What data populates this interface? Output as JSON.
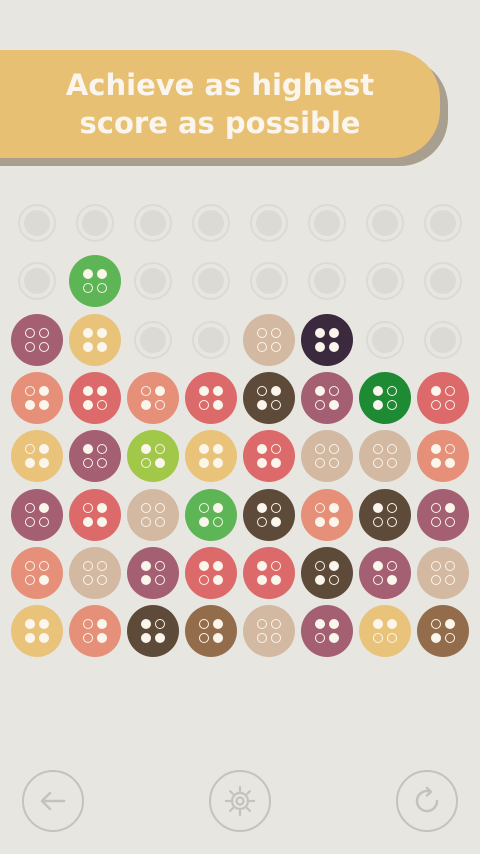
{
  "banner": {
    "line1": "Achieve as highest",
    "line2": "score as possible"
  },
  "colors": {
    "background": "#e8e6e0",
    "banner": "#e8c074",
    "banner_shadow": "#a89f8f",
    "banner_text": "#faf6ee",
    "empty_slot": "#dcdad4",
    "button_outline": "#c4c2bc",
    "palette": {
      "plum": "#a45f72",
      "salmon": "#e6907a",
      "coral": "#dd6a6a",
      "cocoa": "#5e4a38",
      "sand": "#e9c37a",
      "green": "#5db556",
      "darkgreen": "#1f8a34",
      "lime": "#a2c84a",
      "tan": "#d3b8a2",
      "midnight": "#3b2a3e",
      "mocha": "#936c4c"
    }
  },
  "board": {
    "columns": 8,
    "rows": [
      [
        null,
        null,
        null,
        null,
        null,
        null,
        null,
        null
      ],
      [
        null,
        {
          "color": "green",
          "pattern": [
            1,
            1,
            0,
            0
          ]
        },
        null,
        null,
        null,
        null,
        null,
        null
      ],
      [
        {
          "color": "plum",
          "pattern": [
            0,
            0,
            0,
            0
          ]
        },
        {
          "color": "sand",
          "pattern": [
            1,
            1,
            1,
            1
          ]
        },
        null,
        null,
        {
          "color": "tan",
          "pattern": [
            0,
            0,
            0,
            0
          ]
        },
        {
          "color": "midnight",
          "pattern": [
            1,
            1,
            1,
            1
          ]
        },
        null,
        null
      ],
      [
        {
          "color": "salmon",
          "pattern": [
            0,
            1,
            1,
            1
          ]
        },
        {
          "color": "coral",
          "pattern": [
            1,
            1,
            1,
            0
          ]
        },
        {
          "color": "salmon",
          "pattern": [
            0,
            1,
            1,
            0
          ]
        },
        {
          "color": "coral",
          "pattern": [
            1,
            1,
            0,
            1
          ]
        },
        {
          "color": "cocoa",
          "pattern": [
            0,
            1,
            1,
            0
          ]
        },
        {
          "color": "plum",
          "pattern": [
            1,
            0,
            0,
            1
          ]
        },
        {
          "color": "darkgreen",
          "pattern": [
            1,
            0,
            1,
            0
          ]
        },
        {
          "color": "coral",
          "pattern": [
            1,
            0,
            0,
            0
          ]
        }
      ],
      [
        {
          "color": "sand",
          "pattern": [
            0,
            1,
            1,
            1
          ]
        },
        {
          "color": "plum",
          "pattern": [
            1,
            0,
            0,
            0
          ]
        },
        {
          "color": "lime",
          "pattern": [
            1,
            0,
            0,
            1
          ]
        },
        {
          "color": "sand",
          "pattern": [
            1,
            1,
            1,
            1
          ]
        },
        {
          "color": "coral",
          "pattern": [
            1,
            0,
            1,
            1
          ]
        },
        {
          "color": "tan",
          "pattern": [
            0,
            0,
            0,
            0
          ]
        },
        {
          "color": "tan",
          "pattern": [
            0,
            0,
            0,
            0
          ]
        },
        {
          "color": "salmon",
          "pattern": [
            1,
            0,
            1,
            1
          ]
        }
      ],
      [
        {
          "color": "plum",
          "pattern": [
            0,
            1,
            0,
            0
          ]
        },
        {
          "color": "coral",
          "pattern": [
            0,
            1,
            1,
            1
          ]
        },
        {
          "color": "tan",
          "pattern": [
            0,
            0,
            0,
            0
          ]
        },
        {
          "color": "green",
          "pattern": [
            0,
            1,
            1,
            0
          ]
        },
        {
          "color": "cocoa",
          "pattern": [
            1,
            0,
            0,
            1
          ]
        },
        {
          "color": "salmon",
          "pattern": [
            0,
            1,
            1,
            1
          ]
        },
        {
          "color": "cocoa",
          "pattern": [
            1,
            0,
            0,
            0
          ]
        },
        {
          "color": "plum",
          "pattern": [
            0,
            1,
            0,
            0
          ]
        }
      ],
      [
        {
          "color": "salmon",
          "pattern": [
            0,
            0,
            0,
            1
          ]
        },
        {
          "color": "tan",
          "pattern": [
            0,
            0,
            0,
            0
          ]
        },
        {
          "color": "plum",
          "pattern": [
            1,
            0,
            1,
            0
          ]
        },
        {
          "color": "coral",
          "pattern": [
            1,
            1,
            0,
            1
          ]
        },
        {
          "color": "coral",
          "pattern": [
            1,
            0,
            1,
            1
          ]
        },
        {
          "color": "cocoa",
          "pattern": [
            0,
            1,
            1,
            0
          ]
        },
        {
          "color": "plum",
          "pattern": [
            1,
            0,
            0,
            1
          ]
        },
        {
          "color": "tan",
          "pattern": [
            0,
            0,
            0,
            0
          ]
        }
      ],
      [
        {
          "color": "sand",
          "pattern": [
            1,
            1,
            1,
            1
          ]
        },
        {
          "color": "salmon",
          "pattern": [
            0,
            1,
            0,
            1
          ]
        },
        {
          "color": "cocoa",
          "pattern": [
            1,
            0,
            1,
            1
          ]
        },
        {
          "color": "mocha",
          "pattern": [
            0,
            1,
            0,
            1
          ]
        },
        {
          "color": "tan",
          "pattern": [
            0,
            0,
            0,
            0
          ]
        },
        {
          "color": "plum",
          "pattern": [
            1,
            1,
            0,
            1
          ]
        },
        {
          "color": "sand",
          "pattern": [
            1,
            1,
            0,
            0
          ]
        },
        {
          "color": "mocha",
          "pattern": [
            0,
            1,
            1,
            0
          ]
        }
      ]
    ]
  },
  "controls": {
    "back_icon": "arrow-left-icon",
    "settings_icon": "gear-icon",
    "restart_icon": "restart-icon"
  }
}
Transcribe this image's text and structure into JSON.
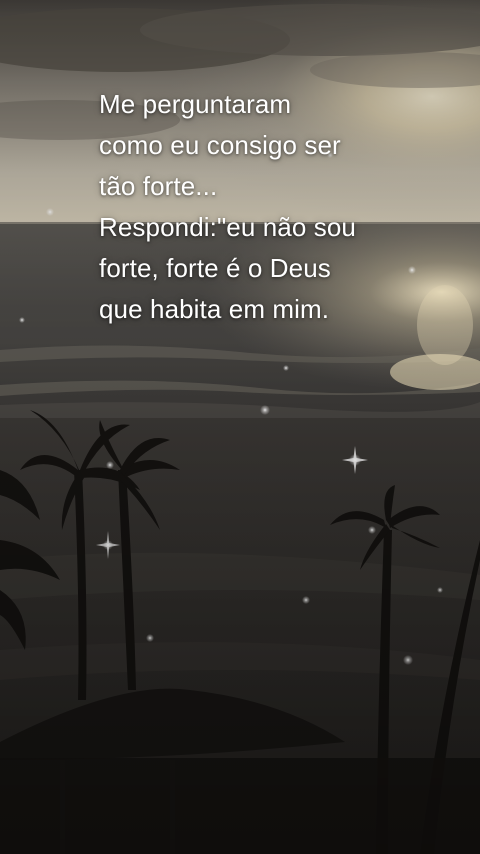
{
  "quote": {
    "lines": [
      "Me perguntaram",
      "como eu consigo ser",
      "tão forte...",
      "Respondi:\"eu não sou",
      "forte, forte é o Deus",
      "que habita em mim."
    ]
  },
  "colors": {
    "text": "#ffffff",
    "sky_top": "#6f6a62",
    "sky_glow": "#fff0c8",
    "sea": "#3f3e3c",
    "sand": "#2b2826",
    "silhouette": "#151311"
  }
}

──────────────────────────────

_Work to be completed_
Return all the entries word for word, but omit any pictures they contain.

_Response_
What data populates this interface? Output as JSON.
{
  "banner": {
    "line1": "Achieve as highest",
    "line2": "score as possible"
  },
  "colors": {
    "background": "#e8e6e0",
    "banner": "#e8c074",
    "banner_shadow": "#a89f8f",
    "banner_text": "#faf6ee",
    "empty_slot": "#dcdad4",
    "button_outline": "#c4c2bc",
    "palette": {
      "plum": "#a45f72",
      "salmon": "#e6907a",
      "coral": "#dd6a6a",
      "cocoa": "#5e4a38",
      "sand": "#e9c37a",
      "green": "#5db556",
      "darkgreen": "#1f8a34",
      "lime": "#a2c84a",
      "tan": "#d3b8a2",
      "midnight": "#3b2a3e",
      "mocha": "#936c4c"
    }
  },
  "board": {
    "columns": 8,
    "rows": [
      [
        null,
        null,
        null,
        null,
        null,
        null,
        null,
        null
      ],
      [
        null,
        {
          "color": "green",
          "pattern": [
            1,
            1,
            0,
            0
          ]
        },
        null,
        null,
        null,
        null,
        null,
        null
      ],
      [
        {
          "color": "plum",
          "pattern": [
            0,
            0,
            0,
            0
          ]
        },
        {
          "color": "sand",
          "pattern": [
            1,
            1,
            1,
            1
          ]
        },
        null,
        null,
        {
          "color": "tan",
          "pattern": [
            0,
            0,
            0,
            0
          ]
        },
        {
          "color": "midnight",
          "pattern": [
            1,
            1,
            1,
            1
          ]
        },
        null,
        null
      ],
      [
        {
          "color": "salmon",
          "pattern": [
            0,
            1,
            1,
            1
          ]
        },
        {
          "color": "coral",
          "pattern": [
            1,
            1,
            1,
            0
          ]
        },
        {
          "color": "salmon",
          "pattern": [
            0,
            1,
            1,
            0
          ]
        },
        {
          "color": "coral",
          "pattern": [
            1,
            1,
            0,
            1
          ]
        },
        {
          "color": "cocoa",
          "pattern": [
            0,
            1,
            1,
            0
          ]
        },
        {
          "color": "plum",
          "pattern": [
            1,
            0,
            0,
            1
          ]
        },
        {
          "color": "darkgreen",
          "pattern": [
            1,
            0,
            1,
            0
          ]
        },
        {
          "color": "coral",
          "pattern": [
            1,
            0,
            0,
            0
          ]
        }
      ],
      [
        {
          "color": "sand",
          "pattern": [
            0,
            1,
            1,
            1
          ]
        },
        {
          "color": "plum",
          "pattern": [
            1,
            0,
            0,
            0
          ]
        },
        {
          "color": "lime",
          "pattern": [
            1,
            0,
            0,
            1
          ]
        },
        {
          "color": "sand",
          "pattern": [
            1,
            1,
            1,
            1
          ]
        },
        {
          "color": "coral",
          "pattern": [
            1,
            0,
            1,
            1
          ]
        },
        {
          "color": "tan",
          "pattern": [
            0,
            0,
            0,
            0
          ]
        },
        {
          "color": "tan",
          "pattern": [
            0,
            0,
            0,
            0
          ]
        },
        {
          "color": "salmon",
          "pattern": [
            1,
            0,
            1,
            1
          ]
        }
      ],
      [
        {
          "color": "plum",
          "pattern": [
            0,
            1,
            0,
            0
          ]
        },
        {
          "color": "coral",
          "pattern": [
            0,
            1,
            1,
            1
          ]
        },
        {
          "color": "tan",
          "pattern": [
            0,
            0,
            0,
            0
          ]
        },
        {
          "color": "green",
          "pattern": [
            0,
            1,
            1,
            0
          ]
        },
        {
          "color": "cocoa",
          "pattern": [
            1,
            0,
            0,
            1
          ]
        },
        {
          "color": "salmon",
          "pattern": [
            0,
            1,
            1,
            1
          ]
        },
        {
          "color": "cocoa",
          "pattern": [
            1,
            0,
            0,
            0
          ]
        },
        {
          "color": "plum",
          "pattern": [
            0,
            1,
            0,
            0
          ]
        }
      ],
      [
        {
          "color": "salmon",
          "pattern": [
            0,
            0,
            0,
            1
          ]
        },
        {
          "color": "tan",
          "pattern": [
            0,
            0,
            0,
            0
          ]
        },
        {
          "color": "plum",
          "pattern": [
            1,
            0,
            1,
            0
          ]
        },
        {
          "color": "coral",
          "pattern": [
            1,
            1,
            0,
            1
          ]
        },
        {
          "color": "coral",
          "pattern": [
            1,
            0,
            1,
            1
          ]
        },
        {
          "color": "cocoa",
          "pattern": [
            0,
            1,
            1,
            0
          ]
        },
        {
          "color": "plum",
          "pattern": [
            1,
            0,
            0,
            1
          ]
        },
        {
          "color": "tan",
          "pattern": [
            0,
            0,
            0,
            0
          ]
        }
      ],
      [
        {
          "color": "sand",
          "pattern": [
            1,
            1,
            1,
            1
          ]
        },
        {
          "color": "salmon",
          "pattern": [
            0,
            1,
            0,
            1
          ]
        },
        {
          "color": "cocoa",
          "pattern": [
            1,
            0,
            1,
            1
          ]
        },
        {
          "color": "mocha",
          "pattern": [
            0,
            1,
            0,
            1
          ]
        },
        {
          "color": "tan",
          "pattern": [
            0,
            0,
            0,
            0
          ]
        },
        {
          "color": "plum",
          "pattern": [
            1,
            1,
            0,
            1
          ]
        },
        {
          "color": "sand",
          "pattern": [
            1,
            1,
            0,
            0
          ]
        },
        {
          "color": "mocha",
          "pattern": [
            0,
            1,
            1,
            0
          ]
        }
      ]
    ]
  },
  "controls": {
    "back_icon": "arrow-left-icon",
    "settings_icon": "gear-icon",
    "restart_icon": "restart-icon"
  }
}
Transcribe this image's text and structure into JSON.
{
  "quote": {
    "lines": [
      "Me perguntaram",
      "como eu consigo ser",
      "tão forte...",
      "Respondi:\"eu não sou",
      "forte, forte é o Deus",
      "que habita em mim."
    ]
  },
  "colors": {
    "text": "#ffffff",
    "sky_top": "#6f6a62",
    "sky_glow": "#fff0c8",
    "sea": "#3f3e3c",
    "sand": "#2b2826",
    "silhouette": "#151311"
  }
}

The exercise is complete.